The shrimp tend to come and go in cycles, he said. There hasn’t been a serious problem in 10 years, but a resurgence in the past two years is sounding alarms.
Farmers used Carbaryl for 50 years to control outbreaks, but it’s been phased out. Imidacloprid is in testing now and shows promise for controlling burrowing shrimp. Taylor’s hoping to have permits in place to use the product by spring.
Zostera Japonica, a variety of eelgrass, also gives Willapa Bay shellfish farmers concerns.
The plant takes over the shellfish beds, they argue, making them unusable for farming. Wildlife advocates say the plant provides food for migrating ducks and coverage for young salmon.
The Department of Ecology issued permits to use Imazamox in 2014.
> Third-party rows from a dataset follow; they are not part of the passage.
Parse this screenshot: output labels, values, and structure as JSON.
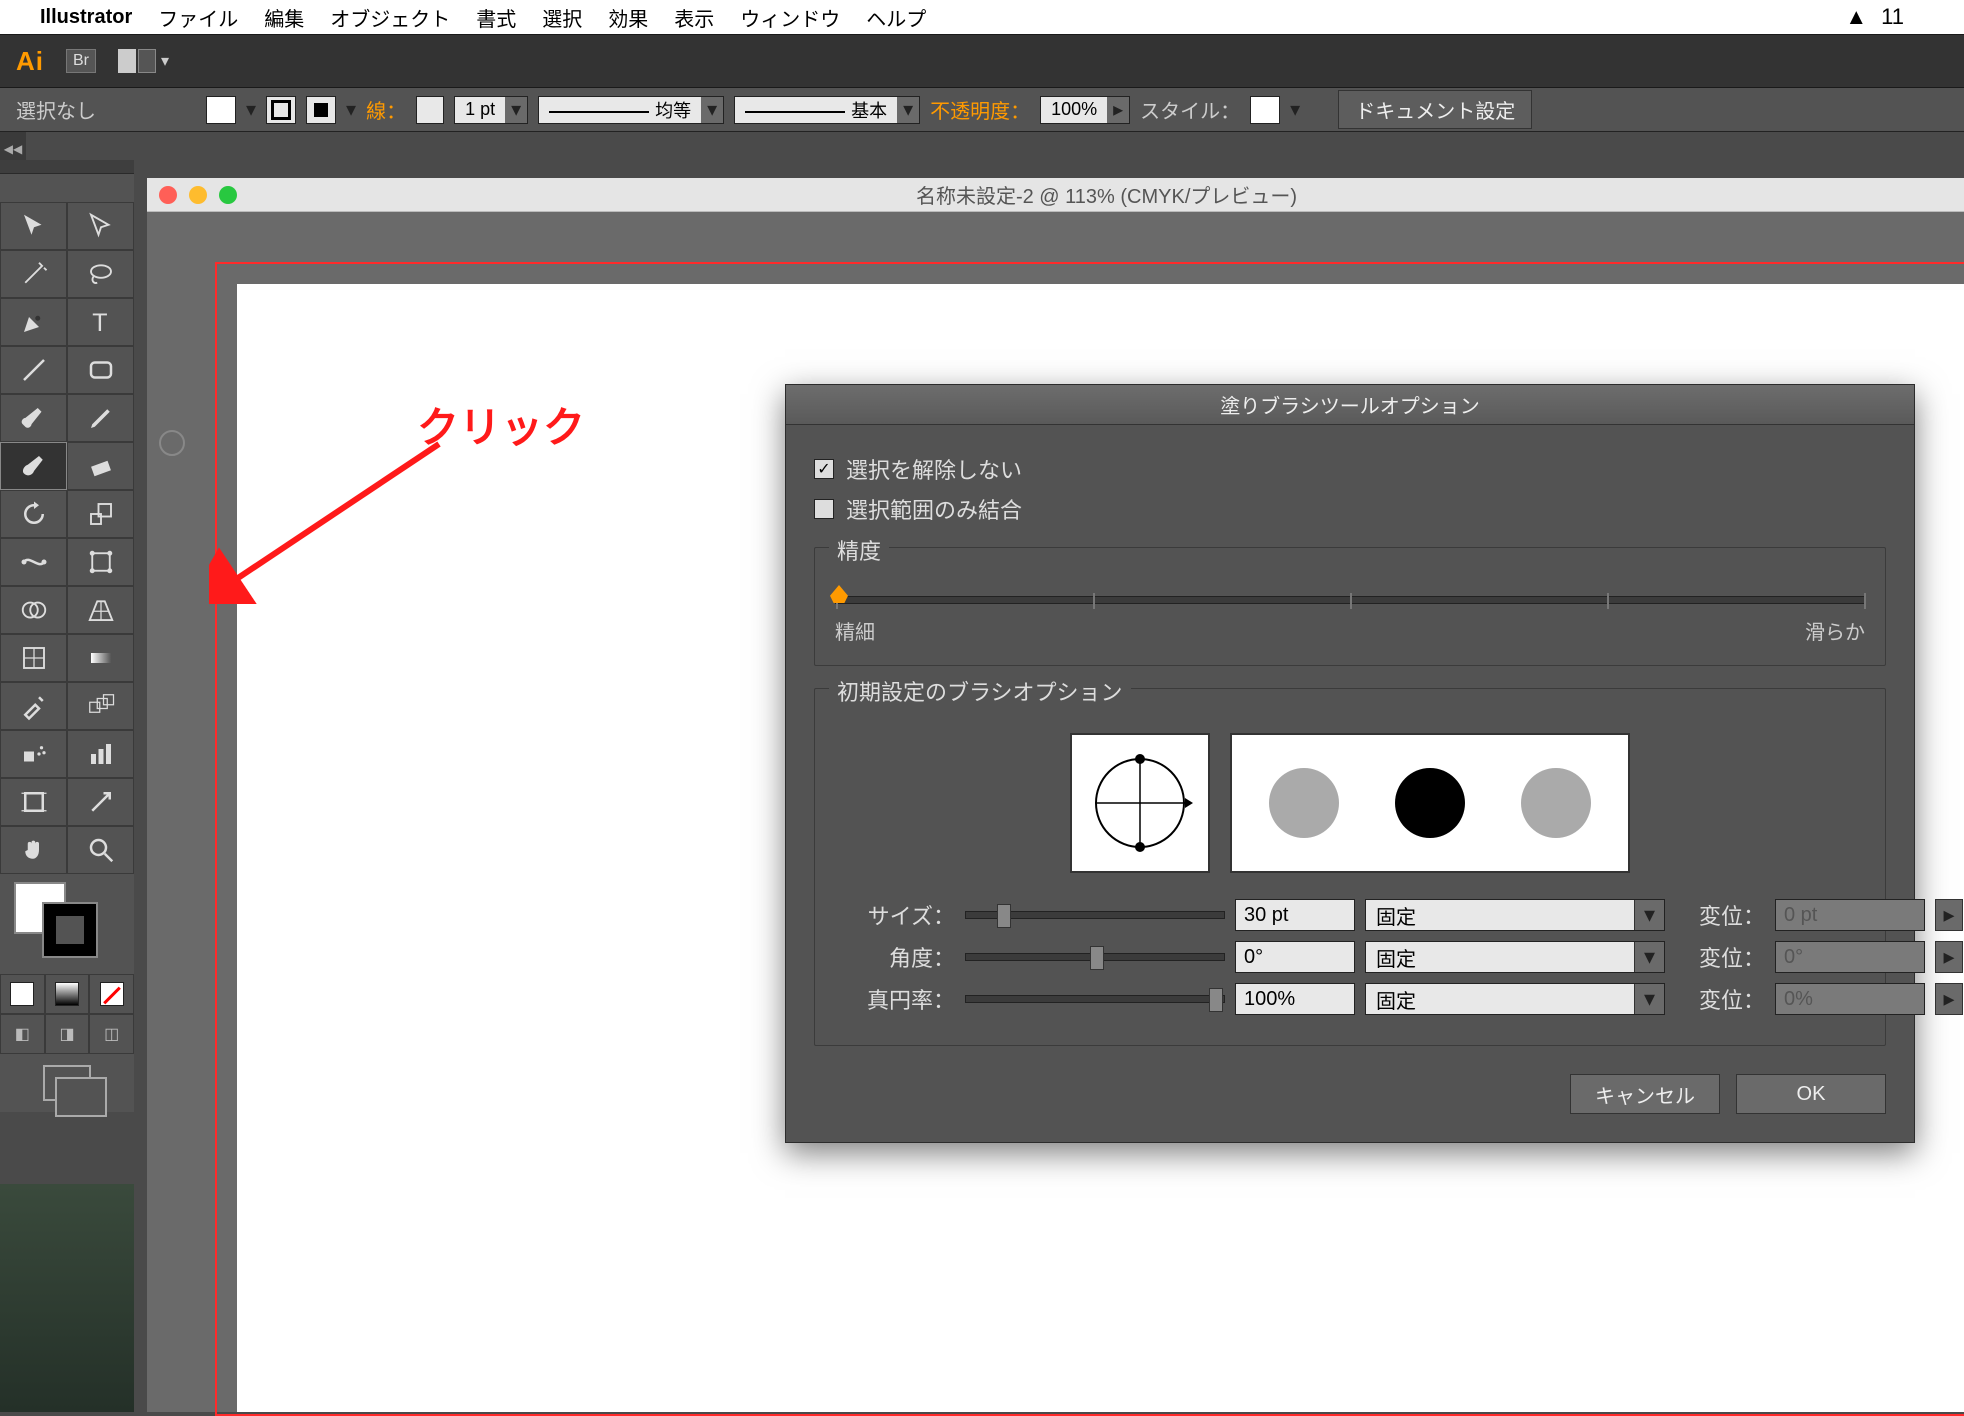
{
  "menubar": {
    "app": "Illustrator",
    "items": [
      "ファイル",
      "編集",
      "オブジェクト",
      "書式",
      "選択",
      "効果",
      "表示",
      "ウィンドウ",
      "ヘルプ"
    ],
    "right_num": "11"
  },
  "appchrome": {
    "ai": "Ai",
    "br": "Br"
  },
  "optbar": {
    "noselect": "選択なし",
    "stroke_label": "線：",
    "stroke_weight": "1 pt",
    "dash_label": "均等",
    "profile_label": "基本",
    "opacity_label": "不透明度：",
    "opacity_value": "100%",
    "style_label": "スタイル：",
    "docset_btn": "ドキュメント設定"
  },
  "docwin": {
    "title": "名称未設定-2 @ 113% (CMYK/プレビュー)"
  },
  "annotation": {
    "text": "クリック"
  },
  "dialog": {
    "title": "塗りブラシツールオプション",
    "chk_keep": "選択を解除しない",
    "chk_merge": "選択範囲のみ結合",
    "precision_legend": "精度",
    "precision_min": "精細",
    "precision_max": "滑らか",
    "brushopts_legend": "初期設定のブラシオプション",
    "rows": {
      "size": {
        "label": "サイズ：",
        "value": "30 pt",
        "mode": "固定",
        "var_label": "変位：",
        "var_value": "0 pt"
      },
      "angle": {
        "label": "角度：",
        "value": "0°",
        "mode": "固定",
        "var_label": "変位：",
        "var_value": "0°"
      },
      "round": {
        "label": "真円率：",
        "value": "100%",
        "mode": "固定",
        "var_label": "変位：",
        "var_value": "0%"
      }
    },
    "cancel": "キャンセル",
    "ok": "OK"
  }
}
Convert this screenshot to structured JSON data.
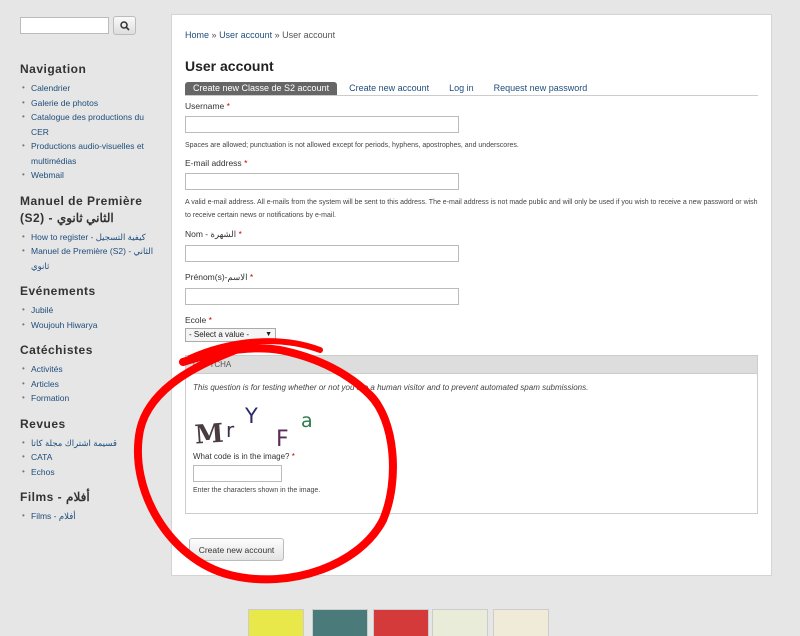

“We were able to control the japonica this year,” Taylor said. “We were able to get a permit to use a chemical called Imazamox, and we were able to control it on a larger scale than had been controlled before. It was very successful. It impacted only the areas that had been treated. We were very impressed with it.”
Taylor recently invested in machinery to make digging clams more efficient. The company modified machines used in Europe to harvest tulip bulbs. They creep along the tide flats raking up the clams, shaking the sand off them and sending them out the back.
It can do the work of five or six people in half the time, Stamp said.
The company just started modifying the machines in 2014. Stamp has had them digging clams since the spring.
He’s pleased with their performance so far. There was a learning curve at the beginning, such as not overlapping tracks to avoid getting stuck.
Stamp would like to add a conveyor to the back of the machine to further speed bagging clams.
The mechanical digger won’t work in all areas though. It’s made for open flats. Some places are too soft or full of oyster shells and still require hand digging, Stamp said.
The machines also didn’t cost any jobs, he said. That was one of his concerns. He was able to shift many of the diggers to other jobs in the company.
“A lot of the guys who were digging clams are now working on oysters,” he said.
Taylor said there’s been an uptick in shellfish production, particularly oysters. Demand is strong not just for shucked oysters, the primary product coming out of Willapa Bay, but for oysters sold for the half-shell markets.
“In general, we’ve definitely got our challenges, but markets are strong, there’s additional markets that we have access to, and … I’m optimistic that we’re going to find solutions to those challenges and have market share for the products we farm.”